The Greenport-based hospital has been renamed Stony Brook Eastern Long Island Hospital.
Eastern Long Island has been formally affiliated with Stony Brook since 2006. The 90-bed acute-care hospital agreed to join Stony Brook in 2015.
“Many small and rural hospitals are closing, and this preserves the hospital and allows us to be part of a budding health system,” said Paul Connor III, chief administrative officer at Eastern LI.
Officials said Stony Brook plans to expand services in Greenport.
“Behavioral [mental] health will be one of the services we will focus on expanding,” said Dr. Kenneth Kaushansky, a senior vice president of health sciences and dean of the Renaissance School of Medicine at Stony Brook University. “We have more behavioral health patients at the university hospital than we can handle, and expanding it at Eastern Long Island will help. Behavioral health is the biggest need at the health system.”
Kaushansky added that Eastern Long Island will be an “education site for students and fellows. About 80 percent of hospitals are community hospitals, not university hospitals, so it makes sense for them to gain experience there.”
Stony Brook has been in expansion mode in recent years. It officially took over Stony Brook Southampton Hospital in 2017, about five years after the hospitals agreed to merge.
In June, Brookhaven-based Long Island Community Hospital and Stony Brook said they are focusing on a possible affiliation agreement. Long Island Community is the last remaining independent hospital on Long Island.

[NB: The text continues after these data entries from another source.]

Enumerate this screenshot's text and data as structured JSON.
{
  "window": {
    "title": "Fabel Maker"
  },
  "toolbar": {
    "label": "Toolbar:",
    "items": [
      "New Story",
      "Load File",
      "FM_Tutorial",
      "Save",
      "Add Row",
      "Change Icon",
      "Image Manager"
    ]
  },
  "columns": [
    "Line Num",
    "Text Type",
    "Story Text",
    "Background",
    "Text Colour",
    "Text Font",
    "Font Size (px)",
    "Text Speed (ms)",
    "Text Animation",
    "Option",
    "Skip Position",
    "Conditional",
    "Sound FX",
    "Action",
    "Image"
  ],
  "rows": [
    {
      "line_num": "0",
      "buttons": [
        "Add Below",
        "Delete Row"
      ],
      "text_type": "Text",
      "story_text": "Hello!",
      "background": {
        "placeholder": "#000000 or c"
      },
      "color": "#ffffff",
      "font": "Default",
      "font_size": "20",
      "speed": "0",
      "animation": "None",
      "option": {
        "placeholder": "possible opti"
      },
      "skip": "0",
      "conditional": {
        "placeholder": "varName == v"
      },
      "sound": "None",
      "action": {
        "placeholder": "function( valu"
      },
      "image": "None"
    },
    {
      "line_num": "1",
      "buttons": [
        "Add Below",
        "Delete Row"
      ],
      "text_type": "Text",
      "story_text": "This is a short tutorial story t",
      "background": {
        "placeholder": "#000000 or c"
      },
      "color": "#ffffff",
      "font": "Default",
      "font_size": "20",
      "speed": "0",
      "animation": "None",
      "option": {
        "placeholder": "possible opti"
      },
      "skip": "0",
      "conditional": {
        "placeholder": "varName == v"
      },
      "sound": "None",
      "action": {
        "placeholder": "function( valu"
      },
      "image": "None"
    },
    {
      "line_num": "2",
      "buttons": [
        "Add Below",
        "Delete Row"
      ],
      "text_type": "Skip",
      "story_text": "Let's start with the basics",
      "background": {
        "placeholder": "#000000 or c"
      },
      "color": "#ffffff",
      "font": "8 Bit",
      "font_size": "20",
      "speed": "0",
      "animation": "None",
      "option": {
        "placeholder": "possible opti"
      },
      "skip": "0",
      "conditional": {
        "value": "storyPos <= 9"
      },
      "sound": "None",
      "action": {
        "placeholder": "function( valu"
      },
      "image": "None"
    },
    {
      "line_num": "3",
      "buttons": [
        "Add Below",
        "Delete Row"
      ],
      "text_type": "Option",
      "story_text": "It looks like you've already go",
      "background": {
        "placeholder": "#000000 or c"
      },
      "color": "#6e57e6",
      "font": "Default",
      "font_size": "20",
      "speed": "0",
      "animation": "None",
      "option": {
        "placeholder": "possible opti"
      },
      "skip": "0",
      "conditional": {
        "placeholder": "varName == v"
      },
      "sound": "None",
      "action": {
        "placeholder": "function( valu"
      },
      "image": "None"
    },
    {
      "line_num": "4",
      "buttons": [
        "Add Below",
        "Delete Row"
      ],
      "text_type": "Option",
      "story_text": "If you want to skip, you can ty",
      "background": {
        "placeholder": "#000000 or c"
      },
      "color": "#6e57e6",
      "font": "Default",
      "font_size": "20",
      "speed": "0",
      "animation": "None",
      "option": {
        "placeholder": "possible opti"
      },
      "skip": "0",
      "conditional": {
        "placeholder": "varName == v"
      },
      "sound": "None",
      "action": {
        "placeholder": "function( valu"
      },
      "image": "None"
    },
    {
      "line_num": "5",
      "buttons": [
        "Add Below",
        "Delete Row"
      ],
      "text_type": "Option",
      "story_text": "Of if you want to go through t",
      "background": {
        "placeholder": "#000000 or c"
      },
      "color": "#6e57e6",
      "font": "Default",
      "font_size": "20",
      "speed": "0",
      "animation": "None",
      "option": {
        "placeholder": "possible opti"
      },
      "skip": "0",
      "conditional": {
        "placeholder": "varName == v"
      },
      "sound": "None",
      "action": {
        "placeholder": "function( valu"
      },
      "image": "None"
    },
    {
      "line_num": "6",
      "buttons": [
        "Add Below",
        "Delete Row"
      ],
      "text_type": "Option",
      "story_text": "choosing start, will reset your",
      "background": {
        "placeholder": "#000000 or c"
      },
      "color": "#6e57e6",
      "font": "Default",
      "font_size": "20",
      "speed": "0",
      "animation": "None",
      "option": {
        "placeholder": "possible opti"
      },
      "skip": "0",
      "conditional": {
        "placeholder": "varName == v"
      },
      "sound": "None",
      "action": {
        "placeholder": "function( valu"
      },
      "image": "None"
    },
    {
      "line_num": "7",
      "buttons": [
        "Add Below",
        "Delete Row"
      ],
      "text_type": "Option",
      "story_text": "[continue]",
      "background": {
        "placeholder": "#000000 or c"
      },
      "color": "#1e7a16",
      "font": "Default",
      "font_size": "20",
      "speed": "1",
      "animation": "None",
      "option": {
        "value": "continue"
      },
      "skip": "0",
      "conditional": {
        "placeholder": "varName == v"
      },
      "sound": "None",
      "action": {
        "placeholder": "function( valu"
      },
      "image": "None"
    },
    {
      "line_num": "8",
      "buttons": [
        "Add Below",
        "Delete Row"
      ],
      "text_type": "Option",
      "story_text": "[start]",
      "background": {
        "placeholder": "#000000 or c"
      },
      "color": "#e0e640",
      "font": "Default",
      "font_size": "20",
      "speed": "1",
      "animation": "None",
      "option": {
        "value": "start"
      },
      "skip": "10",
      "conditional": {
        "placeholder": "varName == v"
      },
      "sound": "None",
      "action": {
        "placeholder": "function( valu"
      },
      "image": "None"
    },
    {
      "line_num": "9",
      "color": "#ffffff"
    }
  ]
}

Other health systems have also expanded recently by taking over formerly independent hospitals. For example, John T. Mather Memorial Hospital in Port Jefferson became part of Northwell Health in January 2018. At about the same time, Oceanside-based South Nassau Communities Hospital joined Manhattan-based Mount Sinai Health System.
Smaller hospitals save considerable money by moving to larger health systems’ electronic medical records systems and leveraging purchasing power, said Dr. Margaret McGovern, vice president for health system clinical programs and strategy at Stony Brook Medicine.
“Electronic medical records are quite costly,” she said.